• _WORK TASK_:
Word for word, repeat all of the entries.

Items listed in a dataset:
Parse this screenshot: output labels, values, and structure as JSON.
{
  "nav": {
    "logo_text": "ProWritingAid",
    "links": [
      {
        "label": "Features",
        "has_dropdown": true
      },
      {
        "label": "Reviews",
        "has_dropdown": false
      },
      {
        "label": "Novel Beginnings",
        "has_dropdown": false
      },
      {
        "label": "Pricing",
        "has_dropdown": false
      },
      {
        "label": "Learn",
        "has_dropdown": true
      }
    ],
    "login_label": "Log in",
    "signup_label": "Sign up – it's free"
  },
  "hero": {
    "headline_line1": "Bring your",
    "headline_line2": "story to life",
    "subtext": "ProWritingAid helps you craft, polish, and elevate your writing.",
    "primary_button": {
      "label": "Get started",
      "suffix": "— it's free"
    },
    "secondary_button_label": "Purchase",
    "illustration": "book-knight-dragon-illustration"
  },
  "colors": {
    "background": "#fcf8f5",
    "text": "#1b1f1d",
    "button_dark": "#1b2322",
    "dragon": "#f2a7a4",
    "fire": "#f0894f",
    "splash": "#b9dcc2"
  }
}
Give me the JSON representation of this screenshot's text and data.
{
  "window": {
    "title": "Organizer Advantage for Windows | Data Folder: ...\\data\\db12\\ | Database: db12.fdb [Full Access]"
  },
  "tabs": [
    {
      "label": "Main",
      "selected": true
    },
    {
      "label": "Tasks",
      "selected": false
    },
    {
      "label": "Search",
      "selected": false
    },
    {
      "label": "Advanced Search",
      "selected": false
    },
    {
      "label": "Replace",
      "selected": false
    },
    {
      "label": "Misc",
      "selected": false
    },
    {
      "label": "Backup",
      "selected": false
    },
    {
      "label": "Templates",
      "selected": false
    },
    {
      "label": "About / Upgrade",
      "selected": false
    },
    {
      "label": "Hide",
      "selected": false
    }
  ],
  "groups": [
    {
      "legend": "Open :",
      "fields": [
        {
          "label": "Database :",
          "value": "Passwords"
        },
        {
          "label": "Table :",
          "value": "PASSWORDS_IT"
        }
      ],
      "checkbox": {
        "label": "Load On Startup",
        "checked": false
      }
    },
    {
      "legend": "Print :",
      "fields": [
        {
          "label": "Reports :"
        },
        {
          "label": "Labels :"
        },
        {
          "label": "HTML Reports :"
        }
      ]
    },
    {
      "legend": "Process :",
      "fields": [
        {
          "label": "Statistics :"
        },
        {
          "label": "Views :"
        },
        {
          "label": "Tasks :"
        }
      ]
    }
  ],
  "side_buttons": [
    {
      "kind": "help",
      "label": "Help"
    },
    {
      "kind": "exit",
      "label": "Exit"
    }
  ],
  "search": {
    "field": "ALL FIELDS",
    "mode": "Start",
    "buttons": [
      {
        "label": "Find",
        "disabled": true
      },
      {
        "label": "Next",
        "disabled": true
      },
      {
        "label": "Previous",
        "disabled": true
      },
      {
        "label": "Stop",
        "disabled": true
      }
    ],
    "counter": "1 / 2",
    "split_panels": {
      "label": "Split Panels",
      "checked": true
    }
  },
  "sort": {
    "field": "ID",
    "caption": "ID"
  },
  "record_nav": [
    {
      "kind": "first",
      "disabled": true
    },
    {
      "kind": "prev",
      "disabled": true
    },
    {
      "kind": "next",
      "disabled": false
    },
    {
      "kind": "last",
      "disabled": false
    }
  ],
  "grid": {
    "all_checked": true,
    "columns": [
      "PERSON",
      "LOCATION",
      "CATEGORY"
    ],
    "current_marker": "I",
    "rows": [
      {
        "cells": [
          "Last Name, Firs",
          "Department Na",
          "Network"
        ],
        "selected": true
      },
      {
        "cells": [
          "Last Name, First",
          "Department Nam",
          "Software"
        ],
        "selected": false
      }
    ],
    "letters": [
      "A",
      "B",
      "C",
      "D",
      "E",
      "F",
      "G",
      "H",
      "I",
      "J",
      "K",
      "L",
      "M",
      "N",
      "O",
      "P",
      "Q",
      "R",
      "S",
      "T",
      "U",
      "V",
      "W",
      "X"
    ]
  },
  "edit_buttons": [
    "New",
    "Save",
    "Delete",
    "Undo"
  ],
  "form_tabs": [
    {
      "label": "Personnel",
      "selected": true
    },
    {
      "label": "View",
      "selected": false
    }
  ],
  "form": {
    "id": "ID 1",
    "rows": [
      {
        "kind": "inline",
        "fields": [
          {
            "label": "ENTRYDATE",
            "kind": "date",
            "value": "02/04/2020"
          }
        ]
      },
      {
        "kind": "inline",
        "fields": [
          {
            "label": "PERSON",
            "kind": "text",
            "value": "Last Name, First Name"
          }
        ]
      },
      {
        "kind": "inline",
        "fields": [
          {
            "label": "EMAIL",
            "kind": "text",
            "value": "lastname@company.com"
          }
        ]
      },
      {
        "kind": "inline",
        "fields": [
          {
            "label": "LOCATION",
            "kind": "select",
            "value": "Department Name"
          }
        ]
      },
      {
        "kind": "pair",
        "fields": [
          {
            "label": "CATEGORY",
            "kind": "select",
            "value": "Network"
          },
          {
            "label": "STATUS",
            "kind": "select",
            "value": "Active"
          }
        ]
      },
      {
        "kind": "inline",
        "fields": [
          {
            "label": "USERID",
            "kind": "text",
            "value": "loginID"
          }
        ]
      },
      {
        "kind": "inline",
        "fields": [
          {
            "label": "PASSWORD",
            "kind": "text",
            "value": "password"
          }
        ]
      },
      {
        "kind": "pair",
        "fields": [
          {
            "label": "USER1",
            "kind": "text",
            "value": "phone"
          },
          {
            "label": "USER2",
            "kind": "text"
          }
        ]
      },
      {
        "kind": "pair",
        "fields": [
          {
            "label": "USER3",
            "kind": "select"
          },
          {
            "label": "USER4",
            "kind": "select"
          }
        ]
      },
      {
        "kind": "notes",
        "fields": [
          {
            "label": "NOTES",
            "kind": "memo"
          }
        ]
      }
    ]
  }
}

• _REPLY TO THE TASK_:
Parse this screenshot: output labels, values, and structure as JSON.
{
  "nav": {
    "logo_text": "ProWritingAid",
    "links": [
      {
        "label": "Features",
        "has_dropdown": true
      },
      {
        "label": "Reviews",
        "has_dropdown": false
      },
      {
        "label": "Novel Beginnings",
        "has_dropdown": false
      },
      {
        "label": "Pricing",
        "has_dropdown": false
      },
      {
        "label": "Learn",
        "has_dropdown": true
      }
    ],
    "login_label": "Log in",
    "signup_label": "Sign up – it's free"
  },
  "hero": {
    "headline_line1": "Bring your",
    "headline_line2": "story to life",
    "subtext": "ProWritingAid helps you craft, polish, and elevate your writing.",
    "primary_button": {
      "label": "Get started",
      "suffix": "— it's free"
    },
    "secondary_button_label": "Purchase",
    "illustration": "book-knight-dragon-illustration"
  },
  "colors": {
    "background": "#fcf8f5",
    "text": "#1b1f1d",
    "button_dark": "#1b2322",
    "dragon": "#f2a7a4",
    "fire": "#f0894f",
    "splash": "#b9dcc2"
  }
}
Give me the JSON representation of this screenshot's text and data.
{
  "window": {
    "title": "Organizer Advantage for Windows | Data Folder: ...\\data\\db12\\ | Database: db12.fdb [Full Access]"
  },
  "tabs": [
    {
      "label": "Main",
      "selected": true
    },
    {
      "label": "Tasks",
      "selected": false
    },
    {
      "label": "Search",
      "selected": false
    },
    {
      "label": "Advanced Search",
      "selected": false
    },
    {
      "label": "Replace",
      "selected": false
    },
    {
      "label": "Misc",
      "selected": false
    },
    {
      "label": "Backup",
      "selected": false
    },
    {
      "label": "Templates",
      "selected": false
    },
    {
      "label": "About / Upgrade",
      "selected": false
    },
    {
      "label": "Hide",
      "selected": false
    }
  ],
  "groups": [
    {
      "legend": "Open :",
      "fields": [
        {
          "label": "Database :",
          "value": "Passwords"
        },
        {
          "label": "Table :",
          "value": "PASSWORDS_IT"
        }
      ],
      "checkbox": {
        "label": "Load On Startup",
        "checked": false
      }
    },
    {
      "legend": "Print :",
      "fields": [
        {
          "label": "Reports :"
        },
        {
          "label": "Labels :"
        },
        {
          "label": "HTML Reports :"
        }
      ]
    },
    {
      "legend": "Process :",
      "fields": [
        {
          "label": "Statistics :"
        },
        {
          "label": "Views :"
        },
        {
          "label": "Tasks :"
        }
      ]
    }
  ],
  "side_buttons": [
    {
      "kind": "help",
      "label": "Help"
    },
    {
      "kind": "exit",
      "label": "Exit"
    }
  ],
  "search": {
    "field": "ALL FIELDS",
    "mode": "Start",
    "buttons": [
      {
        "label": "Find",
        "disabled": true
      },
      {
        "label": "Next",
        "disabled": true
      },
      {
        "label": "Previous",
        "disabled": true
      },
      {
        "label": "Stop",
        "disabled": true
      }
    ],
    "counter": "1 / 2",
    "split_panels": {
      "label": "Split Panels",
      "checked": true
    }
  },
  "sort": {
    "field": "ID",
    "caption": "ID"
  },
  "record_nav": [
    {
      "kind": "first",
      "disabled": true
    },
    {
      "kind": "prev",
      "disabled": true
    },
    {
      "kind": "next",
      "disabled": false
    },
    {
      "kind": "last",
      "disabled": false
    }
  ],
  "grid": {
    "all_checked": true,
    "columns": [
      "PERSON",
      "LOCATION",
      "CATEGORY"
    ],
    "current_marker": "I",
    "rows": [
      {
        "cells": [
          "Last Name, Firs",
          "Department Na",
          "Network"
        ],
        "selected": true
      },
      {
        "cells": [
          "Last Name, First",
          "Department Nam",
          "Software"
        ],
        "selected": false
      }
    ],
    "letters": [
      "A",
      "B",
      "C",
      "D",
      "E",
      "F",
      "G",
      "H",
      "I",
      "J",
      "K",
      "L",
      "M",
      "N",
      "O",
      "P",
      "Q",
      "R",
      "S",
      "T",
      "U",
      "V",
      "W",
      "X"
    ]
  },
  "edit_buttons": [
    "New",
    "Save",
    "Delete",
    "Undo"
  ],
  "form_tabs": [
    {
      "label": "Personnel",
      "selected": true
    },
    {
      "label": "View",
      "selected": false
    }
  ],
  "form": {
    "id": "ID 1",
    "rows": [
      {
        "kind": "inline",
        "fields": [
          {
            "label": "ENTRYDATE",
            "kind": "date",
            "value": "02/04/2020"
          }
        ]
      },
      {
        "kind": "inline",
        "fields": [
          {
            "label": "PERSON",
            "kind": "text",
            "value": "Last Name, First Name"
          }
        ]
      },
      {
        "kind": "inline",
        "fields": [
          {
            "label": "EMAIL",
            "kind": "text",
            "value": "lastname@company.com"
          }
        ]
      },
      {
        "kind": "inline",
        "fields": [
          {
            "label": "LOCATION",
            "kind": "select",
            "value": "Department Name"
          }
        ]
      },
      {
        "kind": "pair",
        "fields": [
          {
            "label": "CATEGORY",
            "kind": "select",
            "value": "Network"
          },
          {
            "label": "STATUS",
            "kind": "select",
            "value": "Active"
          }
        ]
      },
      {
        "kind": "inline",
        "fields": [
          {
            "label": "USERID",
            "kind": "text",
            "value": "loginID"
          }
        ]
      },
      {
        "kind": "inline",
        "fields": [
          {
            "label": "PASSWORD",
            "kind": "text",
            "value": "password"
          }
        ]
      },
      {
        "kind": "pair",
        "fields": [
          {
            "label": "USER1",
            "kind": "text",
            "value": "phone"
          },
          {
            "label": "USER2",
            "kind": "text"
          }
        ]
      },
      {
        "kind": "pair",
        "fields": [
          {
            "label": "USER3",
            "kind": "select"
          },
          {
            "label": "USER4",
            "kind": "select"
          }
        ]
      },
      {
        "kind": "notes",
        "fields": [
          {
            "label": "NOTES",
            "kind": "memo"
          }
        ]
      }
    ]
  }
}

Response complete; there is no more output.